Sierra Leone workers issue new guidelines for treating children with Ebola
During West Africa’s Ebola outbreak in 2014, most of the people infected with Ebola were children under 5 years old. Separating them from their families in order to care for them caused significant stress; there were limited options for treating such children, and many times they still did not receive adequate care, resulting in high death rates for children with Ebola.
The new guidelines were developed to create a common standard for treating Ebola-infected children.
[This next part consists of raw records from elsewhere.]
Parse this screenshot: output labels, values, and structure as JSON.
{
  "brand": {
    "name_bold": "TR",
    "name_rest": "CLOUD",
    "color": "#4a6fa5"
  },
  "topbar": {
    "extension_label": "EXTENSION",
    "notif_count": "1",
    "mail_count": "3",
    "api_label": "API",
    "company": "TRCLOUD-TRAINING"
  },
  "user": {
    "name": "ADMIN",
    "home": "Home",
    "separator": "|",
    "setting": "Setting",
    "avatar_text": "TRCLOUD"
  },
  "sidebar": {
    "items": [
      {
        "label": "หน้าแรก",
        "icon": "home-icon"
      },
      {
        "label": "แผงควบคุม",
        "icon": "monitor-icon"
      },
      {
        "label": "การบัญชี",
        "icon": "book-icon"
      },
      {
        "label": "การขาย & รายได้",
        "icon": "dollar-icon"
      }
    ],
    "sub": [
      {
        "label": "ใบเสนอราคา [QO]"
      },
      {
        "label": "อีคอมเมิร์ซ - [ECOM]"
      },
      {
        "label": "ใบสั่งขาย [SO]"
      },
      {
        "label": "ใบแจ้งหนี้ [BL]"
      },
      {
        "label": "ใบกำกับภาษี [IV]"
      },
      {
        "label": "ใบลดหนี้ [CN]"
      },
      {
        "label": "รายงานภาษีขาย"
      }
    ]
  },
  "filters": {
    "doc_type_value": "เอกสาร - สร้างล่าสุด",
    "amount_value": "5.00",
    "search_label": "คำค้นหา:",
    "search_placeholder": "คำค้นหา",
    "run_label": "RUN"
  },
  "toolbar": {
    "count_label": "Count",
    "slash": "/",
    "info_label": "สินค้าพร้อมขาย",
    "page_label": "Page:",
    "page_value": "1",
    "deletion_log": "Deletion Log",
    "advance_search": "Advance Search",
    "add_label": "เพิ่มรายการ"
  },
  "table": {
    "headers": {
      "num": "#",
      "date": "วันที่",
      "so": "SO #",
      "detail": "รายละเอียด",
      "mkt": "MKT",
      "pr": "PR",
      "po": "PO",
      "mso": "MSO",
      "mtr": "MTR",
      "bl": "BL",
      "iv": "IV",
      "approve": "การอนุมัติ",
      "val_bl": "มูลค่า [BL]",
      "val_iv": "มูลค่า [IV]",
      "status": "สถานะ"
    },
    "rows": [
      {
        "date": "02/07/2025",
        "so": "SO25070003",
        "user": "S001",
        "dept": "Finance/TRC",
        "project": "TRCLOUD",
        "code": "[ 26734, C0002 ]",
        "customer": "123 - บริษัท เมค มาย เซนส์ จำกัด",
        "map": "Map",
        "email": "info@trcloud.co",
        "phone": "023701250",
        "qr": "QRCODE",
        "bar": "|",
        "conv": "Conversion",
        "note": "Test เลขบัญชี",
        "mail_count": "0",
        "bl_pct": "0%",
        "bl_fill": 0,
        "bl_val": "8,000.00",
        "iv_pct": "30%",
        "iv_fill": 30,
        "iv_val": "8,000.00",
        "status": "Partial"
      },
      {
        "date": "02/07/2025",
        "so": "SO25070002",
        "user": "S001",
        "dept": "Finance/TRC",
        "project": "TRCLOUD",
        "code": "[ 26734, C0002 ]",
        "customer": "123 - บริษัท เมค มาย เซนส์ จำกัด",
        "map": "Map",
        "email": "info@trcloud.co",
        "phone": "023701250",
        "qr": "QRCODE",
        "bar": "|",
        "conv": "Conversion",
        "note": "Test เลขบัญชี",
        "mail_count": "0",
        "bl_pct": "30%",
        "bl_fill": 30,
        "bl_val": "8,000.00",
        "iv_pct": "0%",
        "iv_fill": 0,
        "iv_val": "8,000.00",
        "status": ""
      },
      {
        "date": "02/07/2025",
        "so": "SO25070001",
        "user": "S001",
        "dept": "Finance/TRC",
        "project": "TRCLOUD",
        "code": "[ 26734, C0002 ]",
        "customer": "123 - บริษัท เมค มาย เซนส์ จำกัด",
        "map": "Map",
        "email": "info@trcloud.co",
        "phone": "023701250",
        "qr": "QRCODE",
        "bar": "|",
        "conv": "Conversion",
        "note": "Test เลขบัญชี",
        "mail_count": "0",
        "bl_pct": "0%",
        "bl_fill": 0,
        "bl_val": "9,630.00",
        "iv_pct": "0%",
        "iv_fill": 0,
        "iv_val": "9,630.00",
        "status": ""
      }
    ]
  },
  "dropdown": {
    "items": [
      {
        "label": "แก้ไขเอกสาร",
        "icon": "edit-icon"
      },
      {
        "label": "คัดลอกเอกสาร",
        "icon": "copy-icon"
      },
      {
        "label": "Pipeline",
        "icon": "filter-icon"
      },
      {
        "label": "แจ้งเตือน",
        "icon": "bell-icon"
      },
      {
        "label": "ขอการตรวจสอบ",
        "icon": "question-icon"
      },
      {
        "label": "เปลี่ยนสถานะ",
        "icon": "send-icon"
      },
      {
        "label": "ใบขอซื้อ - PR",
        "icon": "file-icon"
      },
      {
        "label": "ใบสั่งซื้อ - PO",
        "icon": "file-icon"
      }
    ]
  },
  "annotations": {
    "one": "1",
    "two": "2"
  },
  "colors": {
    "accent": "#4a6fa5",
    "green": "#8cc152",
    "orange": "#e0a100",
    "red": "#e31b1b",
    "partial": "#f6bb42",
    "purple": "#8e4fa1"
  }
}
The goal is to prevent such conflicting situations as were seen in the 2014 Ebola outbreak in West Africa.
The guidelines outline an aggressive method for treating the infected children, including taking intravenous fluids, treating other potential infections, raising their bedside care, and giving them fortified food.
"We know Ebola is going to come back," Indi Trehan, MD, an assistant professor of pediatrics at Washington University School of Medicine in St. Louis and first author of the study, said. "But the next time an Ebola treatment unit is opened, the physicians, nurses and other health-care providers shouldn't have to start from scratch. Our goal in publishing our findings is so they can have something solid to start with. It may not be perfect -- we invite others to build on it -- but it's from our collective experience. This is how we think children with Ebola should be cared for."